It's really nothing new as war looms in the Middle East

Orillia Packet & Times (Ontario)
July 29, 2006 Saturday

By Pete McGarvey

I'm composing these paragraphs on a Tuesday afternoon, as Israeli
troops move into Lebanon and diplomats scurry to arrange a ceasefire.
The situation is tragic beyond words. Israel's air and sea forces have
killed hundreds of innocent Lebanese and devastated the country's
infrastructure - a savage blow to a nation still recovering from a
cruel civil war.

By some weird reasoning, Israel's leaders figure the proper response
to an attack on innocent Israelis is an assault a hundredfold
greater on an innocent third party. Israel blames Lebanon for not
keeping Hezbollah terrorists in check, fully (and cynically) aware
the fragile government at Beirut lacks the military means to do so.
What's certain is Israel's determination to forever crush terrorist
factions in both Lebanon and the Gaza Strip that fire rockets into
Israel and dispatch suicide bombers against blameless civilians.

History teaches it doesn't work. Massive counter strikes against an
elusive enemy tend only to increase the enemy's resolution and build
political sympathy for its aims. Consider the American experience
in Vietnam.

Like it or not, Canada has been drawn in. When Prime Minister Stephen
Harper echoed the White House in declaring Israel's massive response
to be "measured," he abandoned two generations of a balanced Canadian
approach to the wars and politics of the region.

We are now considered staunchly pro-Israel. Things can only get worse
if Israel's demand for a NATO peace-keeping force at the border is
heeded and Canadians become part of that contingent.

Over a period of 20 years I made three journalistic journeys to
the Middle East - to Israel in 1971 and 1991 and Lebanon in 1980.
Memories of those trips flood back every time CNN does a report from
the front.

The first volley of Hezbollah missiles in early July landed on Safed, a
town that figured in Cabalistic mystery and history in past centuries.
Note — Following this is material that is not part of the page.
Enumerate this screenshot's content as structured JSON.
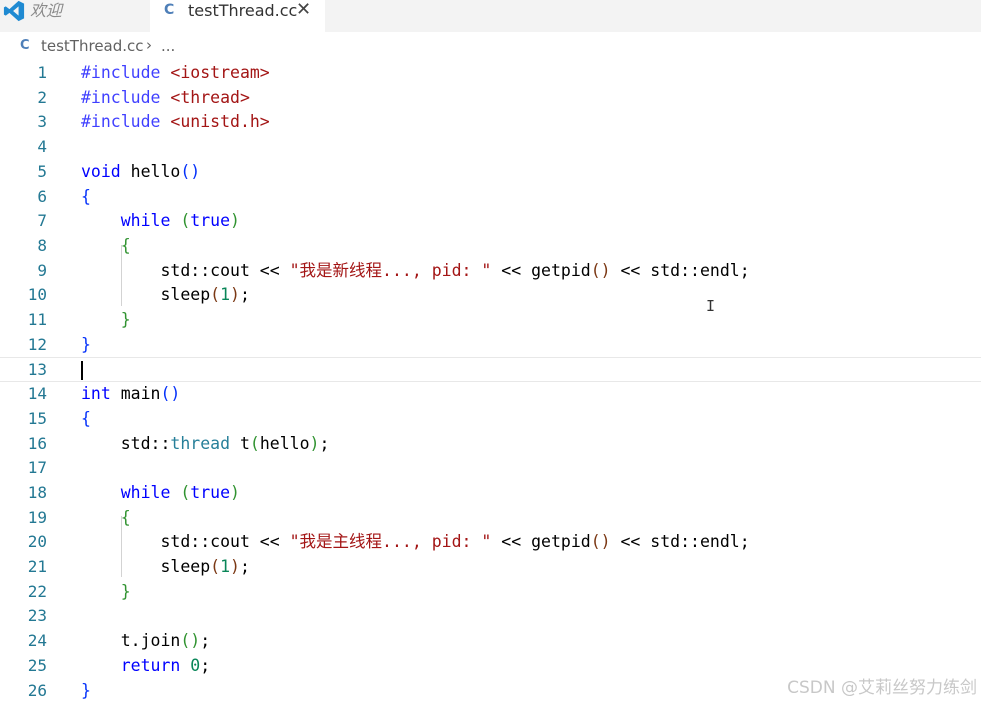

Thirty-five years ago last January, I spent an afternoon there,
interviewing Israelis under attack from El Fatah (PLO) guerrillas
on the Lebanese border. I took pictures of shell-holes in a dozen
homes and heard first-hand how locals spent nights huddled in their
basements.

Later that same week, I covered an angry Druzian demonstration in
Dalyat El Carmel, where Palestinian terrorists had kidnapped and
beheaded a farmer a few days before. Israel's deputy prime minister
was helicoptered in to vow the crime would be avenged. Such was the
troubled Israeli/Lebanese border in the winter of 1971.

In Tel Aviv at the end of that week, I met future prime minister
Menachem Begin, one-time leader of the anti-British guerilla gang,
the Irgun Svai Leumi. He called his former warriors peace fighters,
justified rebels, as had been the slave Spartacus, facing down Roman
power in ancient times. By contrast, the PLO were ruthless thugs,
without a legitimate cause. Israel was under siege, he declared,
and would take whatever measures were necessary to survive. After
three and a half decades the players have changed, but not the script.

Nine years later, in April 1980, Eileen and I were in Lebanon,
gathering material for a documentary on the 65th anniversary of
the Armenian genocide. After 10 years of a civil conflict that
pitted Maronite Christians against Muslims, Beirut was a city in
ruins, enjoying a rare truce in the war. Lull or not, shells still
went whomp in the night and rifle fire was common. Palestinians and
Syrians maintained their own militias, generally supporting the Shiite
Muslims. Christian Armenians declared their neutrality and refused
to be drawn in by the Maronites. For protection they relied on the PLO.

Once more, we discovered nothing was simple or certain in a region of
complex politics, ancient hatreds and competing faiths. After a week,
we departed with huge relief, for the Soviet Union.

My final trip to the region was in 1991, retracing the route of
my Israeli journey 20 years before. Tel Aviv had doubled in size;
Jerusalem's skyline was dotted with skyscrapers. Pilgrims of all major
faiths crowded the narrow streets of the old city, studiously ignoring
one another. I revisited the Masada plateau on the Dead Sea, and all
the Biblical sites - Bethlehem, Jericho, Nazareth and the Galilean
Hills (where I lunched at a dude ranch). I even returned to Dalyat El
Carmel, site of the Druzian demonstration two decades before. What had
been a rural hamlet was now a small city of large, western style homes.

There were changes everywhere, but not in the resolve of the people.
The land they proclaimed in 1948 was still holy ground, to be defended
from all enemies at whatever cost. Summer 2006 is just one more
chapter in a story that seems as endless as it is ancient.